Huxley wrote the dystopian novel amidst massive unemployment and abandonment of the gold currency in England, way back in 1931. He was convinced that in order for people to be happy, there had to be order. True. We are all feeling it.
We are at once being asked to order our lives in ways we never imagined that the whole world in real life would ever have to do together, and at the same time; we are all suffering from the upheaval from being confined to our homes; or in the trenches of care for others. There is no order to the stumbling to understand where it will lead us.
as human beings, we cling to our phones and computers for news. Of each other. We cling to our need to connect. To love. That is a beautiful thing. There will be no perfect way to get through this, and no need to worry about getting it right. The only way through is through.
I will tell you all the good things, because I imagine you have enough of everything else.
I realized how much I love butternut potage before it is pureed. It made me cry. (everything makes me cry right now–happy, sad, you name it.). Because it was so delicious. Because it took me so long to find it and that I found it. Because no one was there to eat it with me.
Ferdinand hasn’t been much for talking lately. His number one choice for school has closed, so there is no telling when he will find out if he got in or didn’t. He can’t see his friends, or potentially go back to school for the rest of his senior year. He is out of work, and just generally frustrated. He never misses coming over to see me though. I considered it a necessary for him. He is 17. I am not his primary residence, but he touches nothing, walking across the street from his house to my house. He doesn’t touch a doorknob, and he needs me as much as I need him.
I asked him what was new last night.
“nothing,” he said.
“you see anything good on the internet?”
“did you talk to anybody today?”
After a few moments of silence I said, “Ferd”, “I can’t see anyone, and I have 10 more days of it. Please tell me something.”
I don’t usually call on Ferdinand to be an adult. I don’t usually cry in front of him.
He looked up at me and his face changed. It was filled with compassion.
He told me a story about a guy and his wife on his last subway ride before it was restricted from anything but essential travel. He told me about his last visit with his best friend, who lives a subway ride away. He told me that he loved me.

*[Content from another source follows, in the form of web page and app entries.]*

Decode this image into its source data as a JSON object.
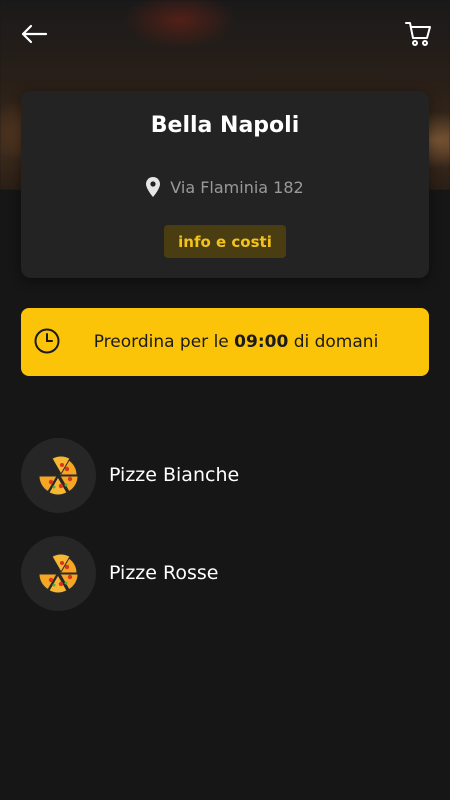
{
  "header": {
    "back_icon": "arrow-left-icon",
    "cart_icon": "shopping-cart-icon"
  },
  "restaurant": {
    "name": "Bella Napoli",
    "address": "Via Flaminia 182",
    "info_button": "info e costi"
  },
  "preorder": {
    "text_before": "Preordina per le ",
    "time": "09:00",
    "text_after": " di domani",
    "accent": "#fcc409"
  },
  "categories": [
    {
      "label": "Pizze Bianche",
      "icon": "pizza-icon"
    },
    {
      "label": "Pizze Rosse",
      "icon": "pizza-icon"
    }
  ],
  "colors": {
    "background": "#161616",
    "card": "#232323",
    "info_button_bg": "#4a3d12",
    "info_button_text": "#f3c21b"
  }
}
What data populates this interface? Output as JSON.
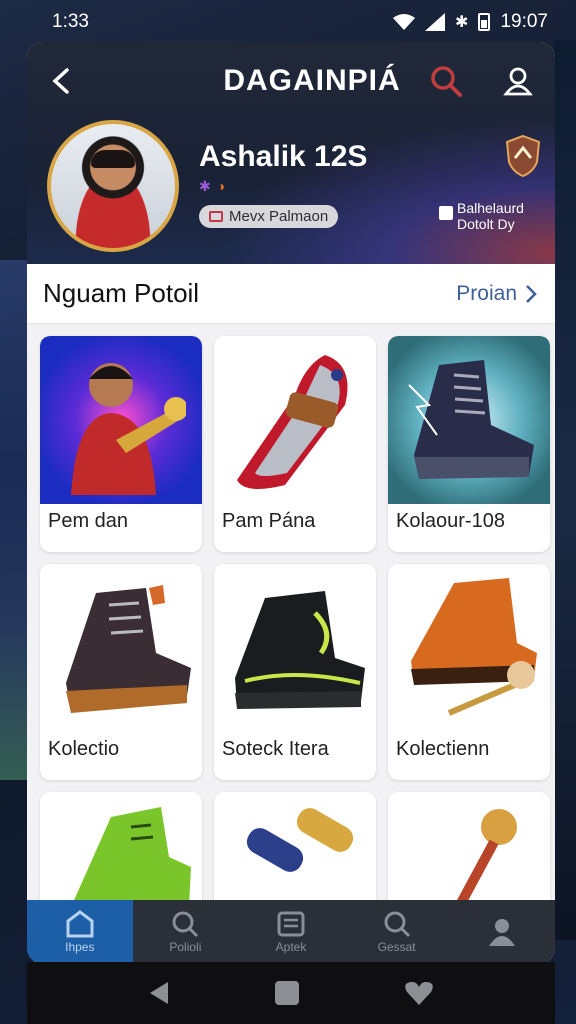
{
  "status_bar": {
    "time": "1:33",
    "clock": "19:07"
  },
  "header": {
    "title": "DAGAINPIÁ",
    "username": "Ashalik 12S",
    "tag": "Mevx Palmaon",
    "side_badge": "Balhelaurd Dotolt Dy"
  },
  "section": {
    "title": "Nguam Potoil",
    "see_all": "Proian"
  },
  "items": [
    {
      "label": "Pem dan",
      "icon": "trumpet-player-image"
    },
    {
      "label": "Pam Pána",
      "icon": "red-shoe-image"
    },
    {
      "label": "Kolaour-108",
      "icon": "lightning-boot-image"
    },
    {
      "label": "Kolectio",
      "icon": "dark-boot-image"
    },
    {
      "label": "Soteck Itera",
      "icon": "black-boot-image"
    },
    {
      "label": "Kolectienn",
      "icon": "orange-boot-image"
    }
  ],
  "bottom_nav": [
    {
      "label": "Ihpes",
      "icon": "home-icon",
      "active": true
    },
    {
      "label": "Polioli",
      "icon": "search-icon"
    },
    {
      "label": "Aptek",
      "icon": "list-icon"
    },
    {
      "label": "Gessat",
      "icon": "search-icon"
    },
    {
      "label": "",
      "icon": "user-icon"
    }
  ],
  "colors": {
    "accent": "#1d5fa6",
    "link": "#3f5f9a",
    "avatar_ring": "#d9a645"
  }
}
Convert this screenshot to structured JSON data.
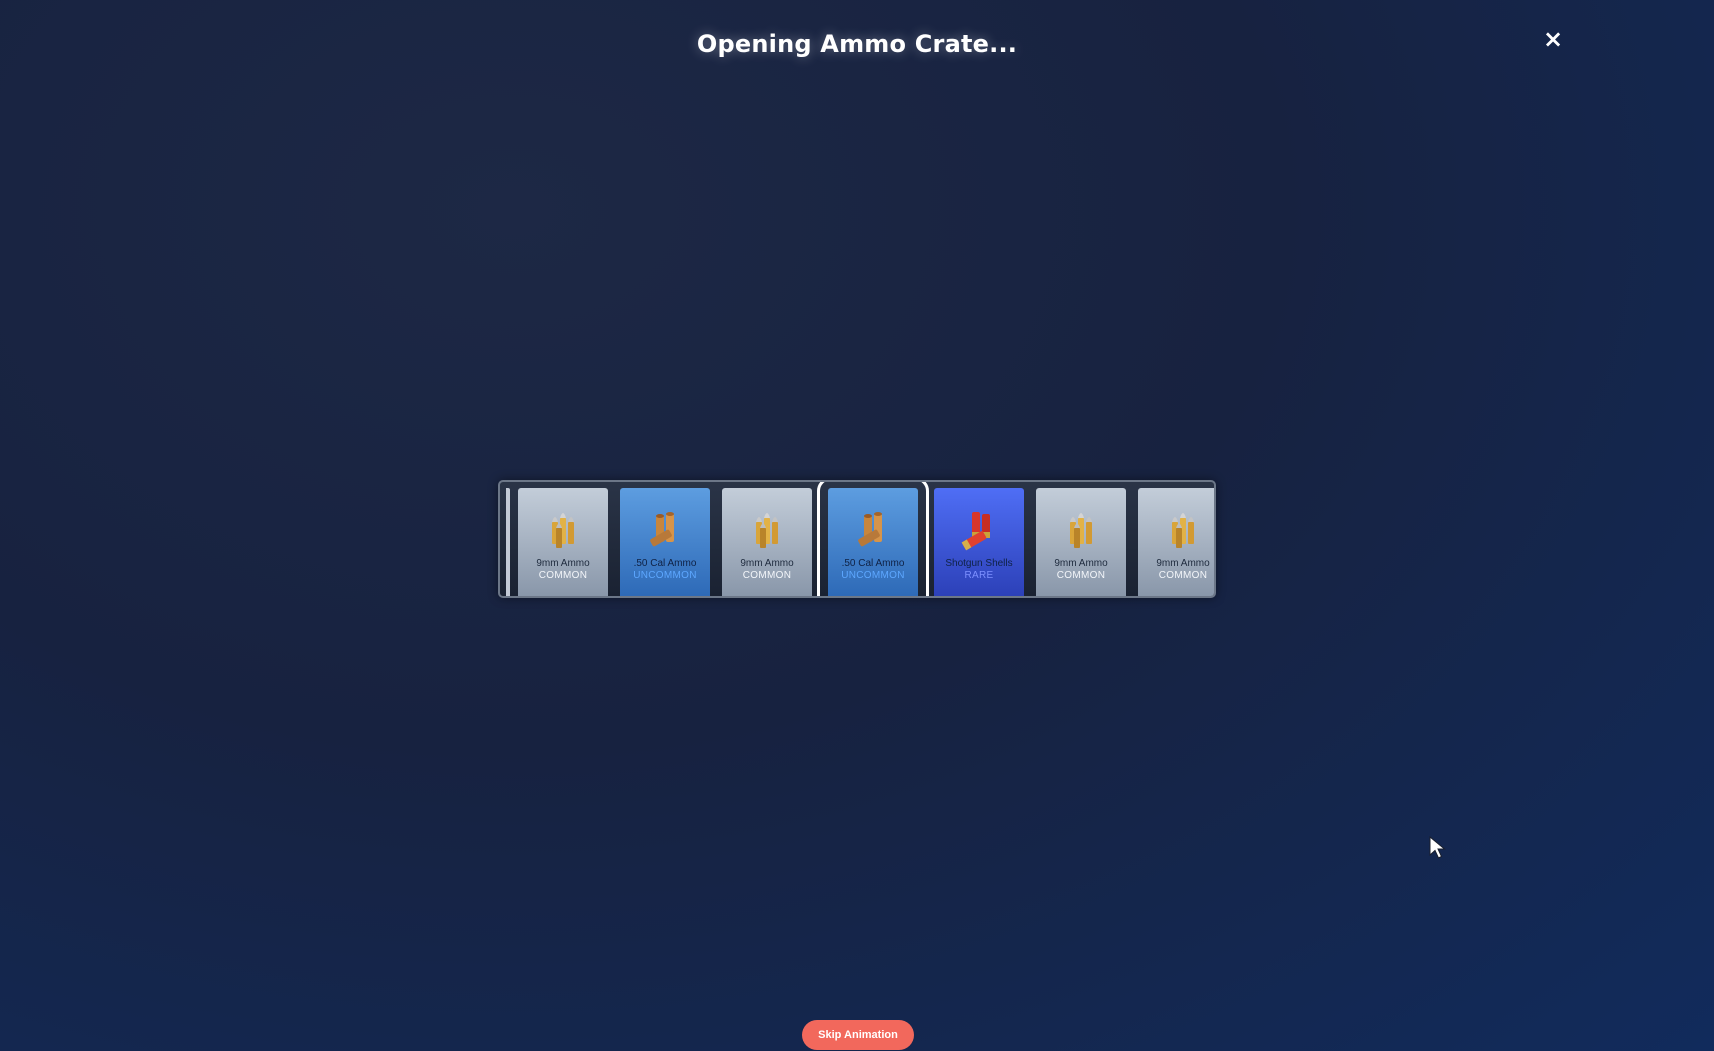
{
  "header": {
    "title": "Opening Ammo Crate...",
    "close_icon": "×"
  },
  "reel": {
    "items": [
      {
        "name": "9mm Ammo",
        "rarity": "COMMON",
        "icon": "brass-bullets-icon"
      },
      {
        "name": ".50 Cal Ammo",
        "rarity": "UNCOMMON",
        "icon": "large-casings-icon"
      },
      {
        "name": "9mm Ammo",
        "rarity": "COMMON",
        "icon": "brass-bullets-icon"
      },
      {
        "name": ".50 Cal Ammo",
        "rarity": "UNCOMMON",
        "icon": "large-casings-icon",
        "selected": true
      },
      {
        "name": "Shotgun Shells",
        "rarity": "RARE",
        "icon": "shotgun-shells-icon"
      },
      {
        "name": "9mm Ammo",
        "rarity": "COMMON",
        "icon": "brass-bullets-icon"
      },
      {
        "name": "9mm Ammo",
        "rarity": "COMMON",
        "icon": "brass-bullets-icon"
      }
    ]
  },
  "footer": {
    "skip_label": "Skip Animation"
  },
  "colors": {
    "common": "#c3cdd9",
    "uncommon": "#3f85d4",
    "rare": "#3d57e0",
    "skip_button": "#f2685c"
  }
}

He stayed with me for at least a half an hour. He joked about the cooking videos he was going to make for me, and then he waved.
“I will see you tomorrow, mom.”